I find it all to be more than a little depressing. When the sun goes away it seems to take some of my spirit with it. I try to plan for next season, making lists of the varieties I'll grow again and researching some I've never tried. I think about growing winter vegetables but they just don't have the same tug on my heartstrings that heirloom tomatoes do.
Today, the sun smiled down upon me and gave me one more reason to hold onto my happy tomato thoughts...I decided to walk out back before getting started with the day's activities. Visiting the tomatoes barefoot and in my pajamas has given way to a bathrobe and tennis shoes but it still warms my heart just the same.
I can always count on Sungold Cherry to give me sweet as candy treats. Jenny still provides smaller orange pearls of fruit. Neves Azorean Red doesn't seem to care that it's November and there are six very large tomatoes trying to ripen before the evening temperatures drop too low, or the squirrels make a meal out of them first. Jetsetter continues to produce beautiful red tomatoes that look more like apples than tomatoes. And just when I was heading back to the house I discovered a beautiful Kellogg's Breakfast tomato staring at me. Ignoring the fact that a squirrel enjoyed a bite before I could get to it I happily cut it off the plant and brought it inside!
It may have been seven o'clock in the morning but I just had to make this gorgeous surprise my breakfast. It did not disappoint! Even after removing the side that the squirrel ate I had a rather large tomato to enjoy. The outer edges were a bit crunchy, which I didn't really mind. It was somewhat crisp, like an apple, but I prefer crisp and firm to soft or mealy. The center of this tomato was meaty and just firm enough but not hard. It was juicy and flavorful and so incredibly delicious. It was a happy beginning to my day.

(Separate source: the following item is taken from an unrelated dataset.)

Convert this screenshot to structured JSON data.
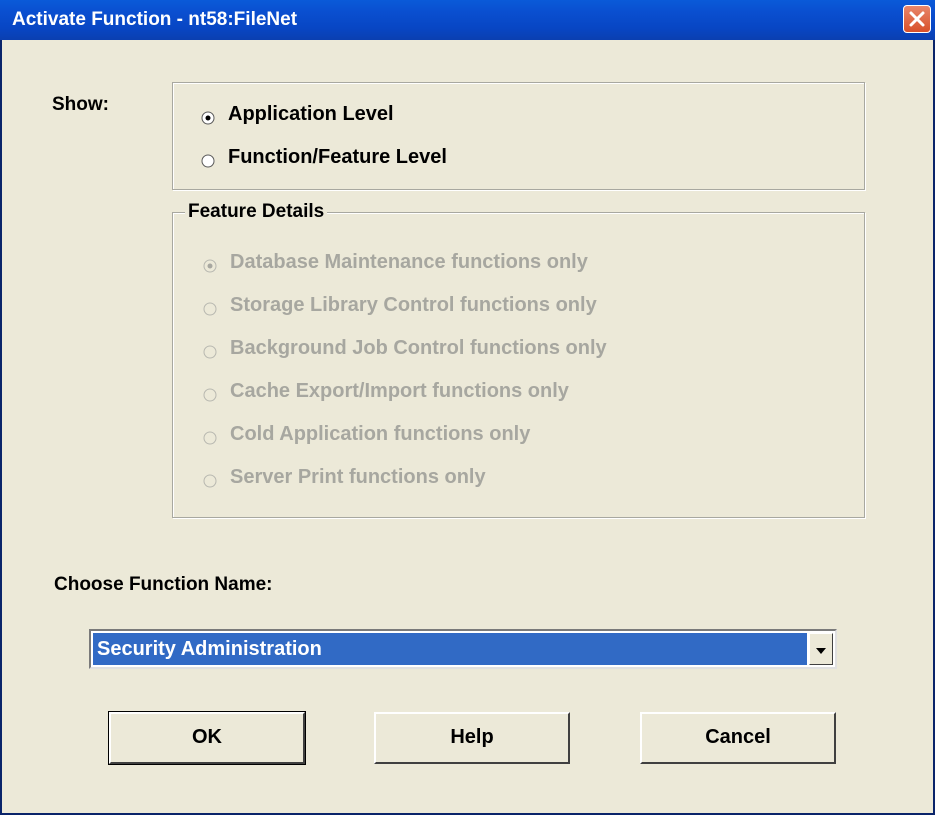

Several friends came by today and each had to come into the kitchen to taste a bite of my November surprise. Sitting here now, I see that there are still two bites left...I guess I know what I'll be having as a bedtime snack!